KEY POINTS

  • Boston University will either fire or furlough 250 employees to cut costs
  • It shut down last March and saw revenues plunge
  • More layoffs might be in store before BU reopens in March 2021

Boston University (BU), one of the city's largest employers with more than 10,000 employees, intends to layoff or furlough up to 250 employees at the most to cope with a drop in revenues after it closed its campus March 22.

Back in late March after the COVID-19 epidemic was declared a global pandemic, BU became one of the first American universities to announce it might not resume in-person classes until January 2021. The university has an enrolment of 33,000 students and a faculty of 4,000.

BU President Robert Brown said, however, there is the possibility some furloughed employees might be moved into other jobs in the coming weeks. Employees will be told individually about these opportunities in July.

Resorting to layoffs and furloughs came after huge cuts to expenses failed to plug the university's huge revenue gap.
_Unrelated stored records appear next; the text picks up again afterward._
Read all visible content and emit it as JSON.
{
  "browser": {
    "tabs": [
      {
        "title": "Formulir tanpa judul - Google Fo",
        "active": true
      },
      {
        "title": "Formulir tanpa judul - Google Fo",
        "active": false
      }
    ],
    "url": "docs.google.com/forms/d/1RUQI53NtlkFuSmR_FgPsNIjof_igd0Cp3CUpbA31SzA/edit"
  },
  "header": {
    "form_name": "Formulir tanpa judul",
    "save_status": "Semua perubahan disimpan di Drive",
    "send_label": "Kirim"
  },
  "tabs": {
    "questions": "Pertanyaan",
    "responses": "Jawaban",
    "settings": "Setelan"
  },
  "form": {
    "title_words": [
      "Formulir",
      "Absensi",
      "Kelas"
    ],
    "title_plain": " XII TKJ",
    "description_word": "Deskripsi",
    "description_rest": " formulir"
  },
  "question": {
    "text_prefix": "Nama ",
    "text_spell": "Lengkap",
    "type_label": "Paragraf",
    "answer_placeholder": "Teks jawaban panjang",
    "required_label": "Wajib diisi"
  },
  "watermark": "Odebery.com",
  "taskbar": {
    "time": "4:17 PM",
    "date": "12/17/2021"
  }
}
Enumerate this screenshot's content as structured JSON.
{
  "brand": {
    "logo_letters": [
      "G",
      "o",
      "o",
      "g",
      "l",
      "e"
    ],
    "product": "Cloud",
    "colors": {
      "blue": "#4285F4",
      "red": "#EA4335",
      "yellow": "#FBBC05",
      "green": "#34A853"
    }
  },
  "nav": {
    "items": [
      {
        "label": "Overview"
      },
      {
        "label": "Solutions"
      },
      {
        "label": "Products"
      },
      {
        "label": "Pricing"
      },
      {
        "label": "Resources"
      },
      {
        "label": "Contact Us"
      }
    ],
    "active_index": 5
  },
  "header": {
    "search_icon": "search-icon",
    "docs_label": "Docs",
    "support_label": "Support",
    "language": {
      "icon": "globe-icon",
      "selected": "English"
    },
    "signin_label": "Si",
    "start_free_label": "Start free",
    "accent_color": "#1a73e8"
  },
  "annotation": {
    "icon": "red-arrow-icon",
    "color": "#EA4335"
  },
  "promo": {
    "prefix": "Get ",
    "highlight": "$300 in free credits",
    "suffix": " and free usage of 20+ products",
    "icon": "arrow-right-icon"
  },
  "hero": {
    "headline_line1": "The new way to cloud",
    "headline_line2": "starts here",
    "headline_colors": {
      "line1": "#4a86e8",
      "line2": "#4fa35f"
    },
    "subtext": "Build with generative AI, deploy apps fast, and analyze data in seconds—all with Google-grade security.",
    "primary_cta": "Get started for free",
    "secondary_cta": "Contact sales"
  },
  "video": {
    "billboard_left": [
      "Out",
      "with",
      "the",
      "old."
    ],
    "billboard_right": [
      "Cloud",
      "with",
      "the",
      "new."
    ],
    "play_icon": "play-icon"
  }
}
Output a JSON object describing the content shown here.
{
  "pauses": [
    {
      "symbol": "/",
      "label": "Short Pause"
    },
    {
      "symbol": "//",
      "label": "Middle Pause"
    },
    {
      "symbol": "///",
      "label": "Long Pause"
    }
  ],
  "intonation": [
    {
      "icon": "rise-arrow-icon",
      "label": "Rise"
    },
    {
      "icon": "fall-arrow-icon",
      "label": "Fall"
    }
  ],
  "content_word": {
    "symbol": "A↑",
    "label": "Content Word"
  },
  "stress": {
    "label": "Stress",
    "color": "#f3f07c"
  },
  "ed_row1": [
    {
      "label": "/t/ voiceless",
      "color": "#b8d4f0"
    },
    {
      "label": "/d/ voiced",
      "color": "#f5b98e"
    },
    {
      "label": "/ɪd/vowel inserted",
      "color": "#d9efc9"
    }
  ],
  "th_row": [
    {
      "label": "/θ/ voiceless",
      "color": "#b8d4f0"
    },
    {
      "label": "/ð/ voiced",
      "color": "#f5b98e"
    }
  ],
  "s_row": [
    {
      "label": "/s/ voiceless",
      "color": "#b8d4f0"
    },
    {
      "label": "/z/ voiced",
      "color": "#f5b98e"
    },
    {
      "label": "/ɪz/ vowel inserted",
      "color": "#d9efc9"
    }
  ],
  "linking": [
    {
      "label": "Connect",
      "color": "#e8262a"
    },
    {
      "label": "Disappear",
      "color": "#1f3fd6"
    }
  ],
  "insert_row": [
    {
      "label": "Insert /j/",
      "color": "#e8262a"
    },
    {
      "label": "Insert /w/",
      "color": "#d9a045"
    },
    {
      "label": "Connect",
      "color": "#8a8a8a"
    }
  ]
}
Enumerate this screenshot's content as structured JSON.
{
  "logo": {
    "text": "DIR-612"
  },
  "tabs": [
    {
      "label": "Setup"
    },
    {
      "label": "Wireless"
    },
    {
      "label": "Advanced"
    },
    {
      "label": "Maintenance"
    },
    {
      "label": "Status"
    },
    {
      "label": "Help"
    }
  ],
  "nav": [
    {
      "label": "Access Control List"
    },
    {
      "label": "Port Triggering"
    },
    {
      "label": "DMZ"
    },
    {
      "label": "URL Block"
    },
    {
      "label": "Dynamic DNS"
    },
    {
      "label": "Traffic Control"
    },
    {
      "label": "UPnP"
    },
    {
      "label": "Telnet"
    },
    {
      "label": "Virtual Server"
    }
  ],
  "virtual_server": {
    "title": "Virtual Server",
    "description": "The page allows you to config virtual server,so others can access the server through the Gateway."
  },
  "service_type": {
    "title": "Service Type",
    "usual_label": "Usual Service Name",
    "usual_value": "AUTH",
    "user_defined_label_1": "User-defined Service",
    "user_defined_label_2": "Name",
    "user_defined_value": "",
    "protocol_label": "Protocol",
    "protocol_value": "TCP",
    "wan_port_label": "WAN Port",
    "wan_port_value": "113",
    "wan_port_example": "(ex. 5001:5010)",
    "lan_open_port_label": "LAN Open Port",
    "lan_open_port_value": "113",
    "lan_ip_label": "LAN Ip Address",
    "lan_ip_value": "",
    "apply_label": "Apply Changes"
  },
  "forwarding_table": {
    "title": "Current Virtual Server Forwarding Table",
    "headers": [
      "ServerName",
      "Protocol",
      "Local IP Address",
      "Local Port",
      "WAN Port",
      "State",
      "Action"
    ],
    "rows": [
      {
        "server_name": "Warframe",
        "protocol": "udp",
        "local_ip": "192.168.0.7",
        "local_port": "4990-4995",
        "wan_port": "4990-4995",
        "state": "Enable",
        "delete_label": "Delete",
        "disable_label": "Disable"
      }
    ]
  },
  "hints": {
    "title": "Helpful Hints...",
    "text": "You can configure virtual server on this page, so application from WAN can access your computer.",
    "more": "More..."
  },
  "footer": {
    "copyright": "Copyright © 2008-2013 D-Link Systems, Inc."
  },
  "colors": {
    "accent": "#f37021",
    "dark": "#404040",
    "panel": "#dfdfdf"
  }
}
Brown said cuts to operational expenses slashed the $264 million revenue shortfall by more than half. The university still has to contend with a deficit of nearly $100 million, he said.

This forced him to “reduce budgets in our academic and administrative units." The layoffs and furloughs will further cut expenses by $168 million.

The layoffs are a direct result of the financial damage inflicted by the COVID-19 pandemic on the university’s revenues and expenses.

According to Brown, the decision to let go of 250 people came after about 200 vacant positions were also deferred or removed in a "cost-saving measure".

“As challenging as these decisions are, our top priority is to treat every employee with dignity and respect consistent with the values of Boston University," said Brown.

In a letter to the university staff, Brown revealed the operational steps the university took before reluctantly committing to the last resort of furloughs and layoffs.

Brown revealed salaries of faculty and staff was frozen. The salaries of BU’s most senior executives were reduced by 10% to 20%, and the university's contributions to employee retirement funds were frozen. Despite these reductions, the fiscal year 2021 budget had a $96 million hole to contend with that had to be closed.

Brown hinted at more pain to come. He said the fallout from COVID-19 might result in further budget cuts.

“I must reiterate the considerable uncertainty that still exists relative to what our enrollments will be in the fall, and thus, what actual revenue and expenses will be, compared to our revised budget,” he wrote.

Boston A rainbow is pictured arcing over the skyline of Boston University. Photo: Darren McCollester/Getty Images